Another few hours along the road, but in an entirely different decade, was the town of Kingman. The old part of town has managed to keep a lot of the old character and many of the original buildings are still standing. Our hotel for the night, the ‘El Trovatore’ Motel, is a part-renovated 1930s motel. Most of the buildings, and their fixtures and fittings are original, yet just about all of it works. It was ‘retro’ and nostalgic, but let’s face it, not quite up to ‘modern’ standards. Mrs C was on the starting blocks to get away from there the next morning.
If you look at maps of Route 66 you’ll see that from Kingman you head out along the old ‘Oatman Highway’, which meanders over the mountains and then down towards the Colorado River. As we climbed and climbed through the twists and turns of the gorges we stopped to take a look down into the next valley and were absolutely bowled over by the beauty of absolute silence. It’s so hard to find nowadays. No matter where you seem to be there’s always some man-made noise, be it from a distant aeroplane, a distant road, even farm animals, but here, nothing! Absolute silence like I don’t think I’d ever heard before.
We’d read about this place Oatman in books and it looked fascinating, with its old tin-hut cowboy buildings, saloon doors, an old rickety water tower and donkies (burros) roaming the streets. The reality – and this really spoiled the whole experience for us – coach loads of Chinese tourists pouring out of souvenir shops. We just drove on through. Such a shame, but it’s not the first time our illusions of beautiful places have been shattered by the unstoppable plague of oriental tourism and its large-scale data-cloud-pumping selfie-stick wielding connotations. Do these people really come to see the world’s beauty, or do they just want selfies next to it?
When we hit the Colorado river we waved goodbye to good old Route 66 for a few days and headed south along the river, visiting London Bridge in Lake Havasu City, crossing over the Parker Dam (the next one down from the Hoover Dam) and then onto California Route 62 West through the Sheephole Valley Wilderness and skirting the Joshua Tree National Park. These roads are truly spectacular. It’s almost other-worldly, with landscapes you can only try to imagine and a vastness that defies description. I can now fully appreciate the true value of the USA Road Trip. It can offer something I don’t think any other country can match.

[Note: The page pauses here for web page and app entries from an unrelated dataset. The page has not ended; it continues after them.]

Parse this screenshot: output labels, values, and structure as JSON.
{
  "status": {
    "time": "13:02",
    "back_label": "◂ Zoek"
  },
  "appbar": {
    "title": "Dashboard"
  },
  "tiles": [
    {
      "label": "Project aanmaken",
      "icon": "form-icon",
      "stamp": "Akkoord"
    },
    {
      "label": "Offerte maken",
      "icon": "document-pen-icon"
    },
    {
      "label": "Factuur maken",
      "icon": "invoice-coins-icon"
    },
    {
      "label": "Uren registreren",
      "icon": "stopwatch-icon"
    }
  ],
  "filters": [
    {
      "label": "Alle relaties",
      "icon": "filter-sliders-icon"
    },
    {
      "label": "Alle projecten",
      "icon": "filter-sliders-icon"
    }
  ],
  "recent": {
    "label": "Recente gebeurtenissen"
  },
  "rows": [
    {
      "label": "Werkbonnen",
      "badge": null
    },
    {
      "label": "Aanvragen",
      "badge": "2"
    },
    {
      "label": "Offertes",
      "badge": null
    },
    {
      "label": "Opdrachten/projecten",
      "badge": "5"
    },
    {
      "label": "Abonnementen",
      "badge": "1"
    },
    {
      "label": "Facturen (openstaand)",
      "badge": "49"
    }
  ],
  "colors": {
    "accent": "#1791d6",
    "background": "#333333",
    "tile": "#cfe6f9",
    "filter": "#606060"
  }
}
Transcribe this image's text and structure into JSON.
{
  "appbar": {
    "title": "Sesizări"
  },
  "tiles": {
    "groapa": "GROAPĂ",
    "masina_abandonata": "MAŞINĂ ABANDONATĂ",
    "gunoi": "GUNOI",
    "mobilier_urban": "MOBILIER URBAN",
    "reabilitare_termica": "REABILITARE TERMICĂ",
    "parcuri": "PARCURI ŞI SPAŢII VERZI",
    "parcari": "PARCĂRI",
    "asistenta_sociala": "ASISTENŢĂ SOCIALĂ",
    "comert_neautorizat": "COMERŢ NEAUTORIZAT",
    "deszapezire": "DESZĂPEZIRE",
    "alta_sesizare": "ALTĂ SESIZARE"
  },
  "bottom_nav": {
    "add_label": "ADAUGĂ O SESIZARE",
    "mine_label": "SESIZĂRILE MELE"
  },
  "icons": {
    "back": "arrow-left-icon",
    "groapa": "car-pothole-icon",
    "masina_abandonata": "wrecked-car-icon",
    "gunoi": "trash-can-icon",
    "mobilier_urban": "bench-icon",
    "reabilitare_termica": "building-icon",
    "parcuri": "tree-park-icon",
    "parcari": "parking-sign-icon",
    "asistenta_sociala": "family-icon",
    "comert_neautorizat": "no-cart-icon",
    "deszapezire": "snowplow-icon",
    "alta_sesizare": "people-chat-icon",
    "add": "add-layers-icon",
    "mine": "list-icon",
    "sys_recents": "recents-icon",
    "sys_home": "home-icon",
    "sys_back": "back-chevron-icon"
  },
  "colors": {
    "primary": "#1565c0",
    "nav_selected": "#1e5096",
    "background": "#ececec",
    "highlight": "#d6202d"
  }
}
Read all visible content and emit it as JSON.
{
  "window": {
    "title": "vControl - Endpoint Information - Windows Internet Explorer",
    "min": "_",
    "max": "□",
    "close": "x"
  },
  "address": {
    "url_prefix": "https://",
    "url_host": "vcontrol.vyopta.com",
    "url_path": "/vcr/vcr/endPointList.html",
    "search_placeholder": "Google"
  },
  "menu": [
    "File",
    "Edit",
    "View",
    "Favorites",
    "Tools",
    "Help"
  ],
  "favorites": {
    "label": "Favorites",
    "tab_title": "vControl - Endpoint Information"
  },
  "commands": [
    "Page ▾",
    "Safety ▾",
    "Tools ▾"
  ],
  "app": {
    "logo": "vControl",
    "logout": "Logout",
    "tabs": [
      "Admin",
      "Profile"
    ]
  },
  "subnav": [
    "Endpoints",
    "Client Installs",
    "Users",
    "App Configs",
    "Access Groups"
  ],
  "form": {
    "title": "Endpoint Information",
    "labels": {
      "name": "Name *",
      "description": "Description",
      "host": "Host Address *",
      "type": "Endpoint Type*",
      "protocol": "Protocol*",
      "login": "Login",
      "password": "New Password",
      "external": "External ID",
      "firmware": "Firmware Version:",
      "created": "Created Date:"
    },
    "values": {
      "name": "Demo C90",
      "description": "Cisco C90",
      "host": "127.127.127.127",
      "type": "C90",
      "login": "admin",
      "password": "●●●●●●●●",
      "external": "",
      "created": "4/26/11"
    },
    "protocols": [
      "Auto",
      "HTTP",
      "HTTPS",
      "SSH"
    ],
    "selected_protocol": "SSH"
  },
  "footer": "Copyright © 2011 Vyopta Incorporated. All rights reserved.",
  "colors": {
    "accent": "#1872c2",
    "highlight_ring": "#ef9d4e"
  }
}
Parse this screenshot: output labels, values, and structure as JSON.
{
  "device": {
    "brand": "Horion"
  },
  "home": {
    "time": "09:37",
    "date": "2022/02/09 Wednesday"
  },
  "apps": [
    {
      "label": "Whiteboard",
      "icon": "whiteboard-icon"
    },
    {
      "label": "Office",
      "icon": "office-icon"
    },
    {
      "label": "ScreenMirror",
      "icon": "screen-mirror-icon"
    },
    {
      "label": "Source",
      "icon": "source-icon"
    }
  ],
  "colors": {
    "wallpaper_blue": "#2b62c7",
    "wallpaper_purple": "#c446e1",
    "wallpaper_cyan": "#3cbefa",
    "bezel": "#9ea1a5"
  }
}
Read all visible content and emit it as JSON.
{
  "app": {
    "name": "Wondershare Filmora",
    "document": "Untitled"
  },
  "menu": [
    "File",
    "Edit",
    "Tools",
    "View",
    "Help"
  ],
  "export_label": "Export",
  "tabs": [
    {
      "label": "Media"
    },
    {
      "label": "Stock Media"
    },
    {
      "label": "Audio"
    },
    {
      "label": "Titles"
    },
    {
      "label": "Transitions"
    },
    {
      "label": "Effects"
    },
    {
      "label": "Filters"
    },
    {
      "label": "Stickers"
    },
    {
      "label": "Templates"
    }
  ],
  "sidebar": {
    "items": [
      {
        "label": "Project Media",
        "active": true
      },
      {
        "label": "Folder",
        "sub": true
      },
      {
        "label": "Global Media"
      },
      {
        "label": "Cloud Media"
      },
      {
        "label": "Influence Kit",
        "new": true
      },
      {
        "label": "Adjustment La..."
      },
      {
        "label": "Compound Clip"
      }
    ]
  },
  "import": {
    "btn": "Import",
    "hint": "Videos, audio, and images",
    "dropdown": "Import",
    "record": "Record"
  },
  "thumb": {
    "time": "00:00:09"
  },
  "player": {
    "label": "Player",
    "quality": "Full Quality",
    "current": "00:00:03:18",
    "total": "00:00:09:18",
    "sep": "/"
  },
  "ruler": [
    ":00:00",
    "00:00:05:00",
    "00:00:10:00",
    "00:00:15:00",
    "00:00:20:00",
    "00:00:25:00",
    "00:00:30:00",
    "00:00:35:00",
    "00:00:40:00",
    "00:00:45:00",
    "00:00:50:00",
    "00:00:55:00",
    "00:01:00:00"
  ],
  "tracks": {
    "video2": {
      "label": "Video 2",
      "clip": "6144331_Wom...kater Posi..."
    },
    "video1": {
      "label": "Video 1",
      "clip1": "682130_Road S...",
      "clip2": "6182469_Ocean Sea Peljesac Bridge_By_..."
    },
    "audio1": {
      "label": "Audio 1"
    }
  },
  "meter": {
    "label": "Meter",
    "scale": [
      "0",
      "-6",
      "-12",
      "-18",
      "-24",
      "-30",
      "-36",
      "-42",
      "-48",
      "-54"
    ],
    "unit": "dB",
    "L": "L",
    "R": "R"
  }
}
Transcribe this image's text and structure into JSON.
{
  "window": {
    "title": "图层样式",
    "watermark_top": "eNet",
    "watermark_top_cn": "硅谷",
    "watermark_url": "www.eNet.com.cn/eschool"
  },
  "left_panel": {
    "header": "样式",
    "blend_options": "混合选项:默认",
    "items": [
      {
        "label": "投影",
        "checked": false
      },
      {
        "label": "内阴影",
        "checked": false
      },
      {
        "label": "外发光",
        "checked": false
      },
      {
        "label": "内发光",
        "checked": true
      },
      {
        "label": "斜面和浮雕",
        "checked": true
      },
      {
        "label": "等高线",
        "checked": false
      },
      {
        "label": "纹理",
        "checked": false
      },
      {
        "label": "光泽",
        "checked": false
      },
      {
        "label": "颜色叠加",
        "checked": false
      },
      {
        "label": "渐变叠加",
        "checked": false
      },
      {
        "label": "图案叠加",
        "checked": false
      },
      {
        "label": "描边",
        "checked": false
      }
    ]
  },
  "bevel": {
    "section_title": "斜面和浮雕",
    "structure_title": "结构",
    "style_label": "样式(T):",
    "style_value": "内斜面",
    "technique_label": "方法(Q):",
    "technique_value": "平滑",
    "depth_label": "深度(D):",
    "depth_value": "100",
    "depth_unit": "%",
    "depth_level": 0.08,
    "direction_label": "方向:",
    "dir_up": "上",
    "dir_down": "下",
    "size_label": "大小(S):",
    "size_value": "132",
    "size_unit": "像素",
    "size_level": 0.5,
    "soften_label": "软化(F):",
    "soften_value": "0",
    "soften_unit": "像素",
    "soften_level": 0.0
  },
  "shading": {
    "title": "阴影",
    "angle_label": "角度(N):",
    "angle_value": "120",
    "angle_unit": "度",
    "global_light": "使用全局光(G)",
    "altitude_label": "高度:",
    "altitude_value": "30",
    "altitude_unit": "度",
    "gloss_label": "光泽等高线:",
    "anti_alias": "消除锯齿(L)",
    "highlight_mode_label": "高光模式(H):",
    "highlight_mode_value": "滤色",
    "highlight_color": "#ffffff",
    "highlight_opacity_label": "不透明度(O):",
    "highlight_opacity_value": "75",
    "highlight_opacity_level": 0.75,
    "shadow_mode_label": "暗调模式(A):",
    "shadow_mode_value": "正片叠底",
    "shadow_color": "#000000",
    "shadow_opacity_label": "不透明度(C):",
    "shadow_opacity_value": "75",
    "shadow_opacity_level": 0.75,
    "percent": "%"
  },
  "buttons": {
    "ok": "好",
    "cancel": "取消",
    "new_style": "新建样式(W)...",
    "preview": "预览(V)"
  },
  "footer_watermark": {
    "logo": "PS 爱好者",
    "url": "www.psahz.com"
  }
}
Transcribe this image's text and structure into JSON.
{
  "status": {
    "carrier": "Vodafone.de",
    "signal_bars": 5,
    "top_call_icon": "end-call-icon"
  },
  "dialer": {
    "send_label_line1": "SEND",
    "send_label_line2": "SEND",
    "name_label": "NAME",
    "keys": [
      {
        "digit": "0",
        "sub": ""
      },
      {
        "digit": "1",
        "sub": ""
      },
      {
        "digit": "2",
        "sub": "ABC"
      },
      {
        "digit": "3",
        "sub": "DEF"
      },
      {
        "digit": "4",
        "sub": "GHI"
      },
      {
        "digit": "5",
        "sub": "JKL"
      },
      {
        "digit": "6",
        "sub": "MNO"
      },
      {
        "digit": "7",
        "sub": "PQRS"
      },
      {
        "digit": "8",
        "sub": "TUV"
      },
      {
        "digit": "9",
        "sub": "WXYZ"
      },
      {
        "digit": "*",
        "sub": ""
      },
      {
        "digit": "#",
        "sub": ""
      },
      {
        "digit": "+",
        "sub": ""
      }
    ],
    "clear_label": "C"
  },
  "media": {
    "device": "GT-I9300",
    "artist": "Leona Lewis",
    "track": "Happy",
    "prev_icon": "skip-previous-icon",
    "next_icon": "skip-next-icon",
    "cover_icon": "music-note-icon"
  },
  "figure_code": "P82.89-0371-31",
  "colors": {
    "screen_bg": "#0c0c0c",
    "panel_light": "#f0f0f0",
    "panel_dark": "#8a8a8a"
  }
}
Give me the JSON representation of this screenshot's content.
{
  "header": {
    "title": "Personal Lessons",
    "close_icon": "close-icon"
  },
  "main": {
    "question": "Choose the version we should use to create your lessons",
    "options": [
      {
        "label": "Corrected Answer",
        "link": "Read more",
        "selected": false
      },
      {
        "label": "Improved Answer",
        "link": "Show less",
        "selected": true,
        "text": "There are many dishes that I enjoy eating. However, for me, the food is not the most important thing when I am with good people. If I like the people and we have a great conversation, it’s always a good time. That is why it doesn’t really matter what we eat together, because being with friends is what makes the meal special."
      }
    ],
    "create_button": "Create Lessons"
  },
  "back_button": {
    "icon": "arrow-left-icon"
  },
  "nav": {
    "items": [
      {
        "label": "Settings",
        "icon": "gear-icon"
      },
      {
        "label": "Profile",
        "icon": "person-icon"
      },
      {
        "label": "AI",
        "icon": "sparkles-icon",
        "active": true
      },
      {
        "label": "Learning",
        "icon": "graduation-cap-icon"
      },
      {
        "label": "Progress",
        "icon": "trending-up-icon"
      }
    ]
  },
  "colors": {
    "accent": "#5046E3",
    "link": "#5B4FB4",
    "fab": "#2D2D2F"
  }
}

Our next stop was in a little place called Desert Hot Springs, just north of the famous ‘Palm Springs’. Supposedly a place to get our breath back after the last 4000+ miles of driving, it proved to be anything but, with Mrs C taking a turn for the worse and having to be hospitalised in the JFK Memorial Hospital in Indio for Bronchitis, Pneumonia and severe anaemia. (Thank Goodness we had travel insurance!)She was well looked-after though and we were able to leave there three days later to go and visit San Diego before completing the Route 66 experience by driving in to Santa Monica Pier.
Route 66 was a challenge, but what an experience! It let us see the good and bad of America, marvel in its glories and appreciate and even try to understand its neglected and forgotten middle, all the time taking in the history of the journeys of those early exploring pioneers in their push westwards. It’s a journey I’ll never forget and I relish describing some of it to grandchildren when the time comes.